So, it’s pretty much as simple as that. If you invest a good part of your income, then within a number of decades you will likely become a millionaire.
Call me Captain Obvious, but “Everybody Knows That”. The only question is, why aren’t people doing it?
Obviously, I have over-simplified the process of investing and accumulating wealth quite a bit. I wanted to just concentrate on one simple facet of the entire process. I want to understand why people fail to invest. This has confused me for the 30 years I have been investing. One reason I started this blog in 2007 was to encourage people to get started investing, yet it seems like a fool’s errand.
36% of people in the U.S. have nothing saved for retirement.*
Feedback is Requested
If you are one of the people who reads my blog and you don’t invest, I would love to hear the reasons why. You can leave an anonymous comment, if you don’t want to be identified. I am searching for creative ways to encourage new investors.
If you don’t currently invest, what is keeping you from doing it?
The Bottom Line
The bottom line is that investing is the most common way to become a millionaire in America.
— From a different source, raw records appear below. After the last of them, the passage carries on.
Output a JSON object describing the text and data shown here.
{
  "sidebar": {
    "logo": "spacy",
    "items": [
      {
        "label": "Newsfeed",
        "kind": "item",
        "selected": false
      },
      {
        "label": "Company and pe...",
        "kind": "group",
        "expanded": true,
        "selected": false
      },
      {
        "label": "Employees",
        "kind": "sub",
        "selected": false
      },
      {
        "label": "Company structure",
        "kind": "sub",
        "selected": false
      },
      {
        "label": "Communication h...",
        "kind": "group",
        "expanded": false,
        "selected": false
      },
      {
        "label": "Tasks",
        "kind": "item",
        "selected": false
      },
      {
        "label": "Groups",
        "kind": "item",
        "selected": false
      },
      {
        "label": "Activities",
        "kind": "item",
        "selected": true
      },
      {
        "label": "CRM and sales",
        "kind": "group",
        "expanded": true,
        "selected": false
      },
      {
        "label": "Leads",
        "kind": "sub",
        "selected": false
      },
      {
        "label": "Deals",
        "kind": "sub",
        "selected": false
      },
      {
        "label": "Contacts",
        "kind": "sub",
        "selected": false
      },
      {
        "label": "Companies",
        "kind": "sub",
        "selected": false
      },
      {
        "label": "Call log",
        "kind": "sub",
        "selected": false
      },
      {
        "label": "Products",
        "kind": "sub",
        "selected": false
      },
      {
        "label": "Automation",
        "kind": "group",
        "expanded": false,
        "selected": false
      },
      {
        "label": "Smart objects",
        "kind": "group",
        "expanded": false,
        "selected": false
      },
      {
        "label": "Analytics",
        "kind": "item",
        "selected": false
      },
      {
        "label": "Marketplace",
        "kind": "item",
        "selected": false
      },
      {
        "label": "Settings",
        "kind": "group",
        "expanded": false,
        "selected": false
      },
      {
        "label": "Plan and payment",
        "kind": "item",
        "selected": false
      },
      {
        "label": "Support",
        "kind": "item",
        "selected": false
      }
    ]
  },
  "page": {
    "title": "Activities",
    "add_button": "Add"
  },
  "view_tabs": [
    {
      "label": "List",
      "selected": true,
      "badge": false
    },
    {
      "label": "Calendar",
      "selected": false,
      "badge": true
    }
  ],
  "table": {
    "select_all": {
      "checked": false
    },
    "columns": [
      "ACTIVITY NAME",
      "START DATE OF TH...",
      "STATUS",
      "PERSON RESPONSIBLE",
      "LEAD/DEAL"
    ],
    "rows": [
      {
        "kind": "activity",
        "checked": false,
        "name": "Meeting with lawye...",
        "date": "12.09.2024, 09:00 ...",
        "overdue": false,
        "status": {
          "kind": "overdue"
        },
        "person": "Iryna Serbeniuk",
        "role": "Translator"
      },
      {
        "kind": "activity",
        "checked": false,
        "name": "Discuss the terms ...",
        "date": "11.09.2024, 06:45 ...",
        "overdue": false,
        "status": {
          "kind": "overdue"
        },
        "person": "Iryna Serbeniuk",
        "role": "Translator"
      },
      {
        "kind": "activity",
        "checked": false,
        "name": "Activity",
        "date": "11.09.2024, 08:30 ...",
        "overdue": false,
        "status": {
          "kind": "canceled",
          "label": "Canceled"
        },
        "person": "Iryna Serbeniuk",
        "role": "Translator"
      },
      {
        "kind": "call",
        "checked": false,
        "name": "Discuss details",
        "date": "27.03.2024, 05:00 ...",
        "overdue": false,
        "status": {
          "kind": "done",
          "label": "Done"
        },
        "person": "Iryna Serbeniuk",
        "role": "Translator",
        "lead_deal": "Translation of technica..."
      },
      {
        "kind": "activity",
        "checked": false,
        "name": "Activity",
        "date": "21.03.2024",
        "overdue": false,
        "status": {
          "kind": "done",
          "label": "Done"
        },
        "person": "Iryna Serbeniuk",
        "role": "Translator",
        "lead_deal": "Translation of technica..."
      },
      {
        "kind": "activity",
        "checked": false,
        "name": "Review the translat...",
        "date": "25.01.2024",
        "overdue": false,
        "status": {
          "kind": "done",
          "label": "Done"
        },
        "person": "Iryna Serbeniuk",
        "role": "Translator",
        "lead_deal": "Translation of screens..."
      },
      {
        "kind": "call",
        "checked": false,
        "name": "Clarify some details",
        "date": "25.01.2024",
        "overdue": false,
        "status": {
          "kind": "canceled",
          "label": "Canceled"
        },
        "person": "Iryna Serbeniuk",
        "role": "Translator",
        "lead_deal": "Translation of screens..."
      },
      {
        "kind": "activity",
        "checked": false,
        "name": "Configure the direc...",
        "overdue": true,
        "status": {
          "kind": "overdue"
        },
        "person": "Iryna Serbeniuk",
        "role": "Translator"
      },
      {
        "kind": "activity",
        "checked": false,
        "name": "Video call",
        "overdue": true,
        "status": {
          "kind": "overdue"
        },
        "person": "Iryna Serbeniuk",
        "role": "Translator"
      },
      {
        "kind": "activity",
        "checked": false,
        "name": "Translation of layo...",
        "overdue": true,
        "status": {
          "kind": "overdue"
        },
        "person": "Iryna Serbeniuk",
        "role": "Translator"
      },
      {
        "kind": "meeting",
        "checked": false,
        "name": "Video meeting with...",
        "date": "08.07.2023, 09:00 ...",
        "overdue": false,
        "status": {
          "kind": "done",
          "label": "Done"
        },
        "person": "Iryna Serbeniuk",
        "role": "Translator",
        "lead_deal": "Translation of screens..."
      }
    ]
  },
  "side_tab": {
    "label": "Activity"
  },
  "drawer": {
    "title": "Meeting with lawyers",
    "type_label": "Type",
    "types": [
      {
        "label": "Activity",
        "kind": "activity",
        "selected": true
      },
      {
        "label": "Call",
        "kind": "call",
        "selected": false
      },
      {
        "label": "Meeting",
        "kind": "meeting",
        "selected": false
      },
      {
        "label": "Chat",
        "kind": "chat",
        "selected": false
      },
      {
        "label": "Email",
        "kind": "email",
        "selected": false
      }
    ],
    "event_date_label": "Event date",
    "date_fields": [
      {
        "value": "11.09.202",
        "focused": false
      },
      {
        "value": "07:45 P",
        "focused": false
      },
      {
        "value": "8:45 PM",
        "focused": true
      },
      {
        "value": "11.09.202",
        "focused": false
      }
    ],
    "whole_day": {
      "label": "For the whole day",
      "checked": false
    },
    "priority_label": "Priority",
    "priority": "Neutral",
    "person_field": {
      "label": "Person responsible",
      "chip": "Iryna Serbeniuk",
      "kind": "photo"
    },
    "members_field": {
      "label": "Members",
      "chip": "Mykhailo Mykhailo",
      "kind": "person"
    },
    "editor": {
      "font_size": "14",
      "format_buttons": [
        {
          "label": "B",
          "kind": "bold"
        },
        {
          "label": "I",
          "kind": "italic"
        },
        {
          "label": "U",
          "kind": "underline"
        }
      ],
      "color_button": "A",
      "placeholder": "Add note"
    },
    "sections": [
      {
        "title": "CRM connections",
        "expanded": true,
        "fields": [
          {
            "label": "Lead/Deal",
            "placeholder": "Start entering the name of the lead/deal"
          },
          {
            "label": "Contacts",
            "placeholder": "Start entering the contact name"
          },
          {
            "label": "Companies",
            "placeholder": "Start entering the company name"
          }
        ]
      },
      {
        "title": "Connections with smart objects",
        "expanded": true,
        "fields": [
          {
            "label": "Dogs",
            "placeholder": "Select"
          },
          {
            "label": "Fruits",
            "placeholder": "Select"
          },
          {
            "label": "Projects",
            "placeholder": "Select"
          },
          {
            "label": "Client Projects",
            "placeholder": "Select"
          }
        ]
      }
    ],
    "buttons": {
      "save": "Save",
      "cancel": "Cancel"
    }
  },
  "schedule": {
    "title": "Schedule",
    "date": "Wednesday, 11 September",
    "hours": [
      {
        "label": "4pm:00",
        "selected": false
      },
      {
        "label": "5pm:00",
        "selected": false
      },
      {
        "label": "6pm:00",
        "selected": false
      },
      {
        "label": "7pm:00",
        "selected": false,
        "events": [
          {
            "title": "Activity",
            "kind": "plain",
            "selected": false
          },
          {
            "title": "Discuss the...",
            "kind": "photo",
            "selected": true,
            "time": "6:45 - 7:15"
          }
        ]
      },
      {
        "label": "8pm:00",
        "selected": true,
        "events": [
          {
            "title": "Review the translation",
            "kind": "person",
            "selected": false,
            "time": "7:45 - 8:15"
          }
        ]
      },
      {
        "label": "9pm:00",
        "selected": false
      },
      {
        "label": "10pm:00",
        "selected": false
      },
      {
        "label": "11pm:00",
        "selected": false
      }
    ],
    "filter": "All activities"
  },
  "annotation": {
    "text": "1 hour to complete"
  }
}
That’s why there aren’t any posts about clipping coupons or making soap on my blog. We need the magic of compounding in order to prosper.
“How many millionaires do you know who have become wealthy by investing in savings accounts? I rest my case.”
– Robert G. Allen
101 Centavos – Long-term Investing versus the Quick Buck
Don’t Quit your Day Job – What Type of Investors Perform Best?
Squirrelers – The Snowball Effect of Money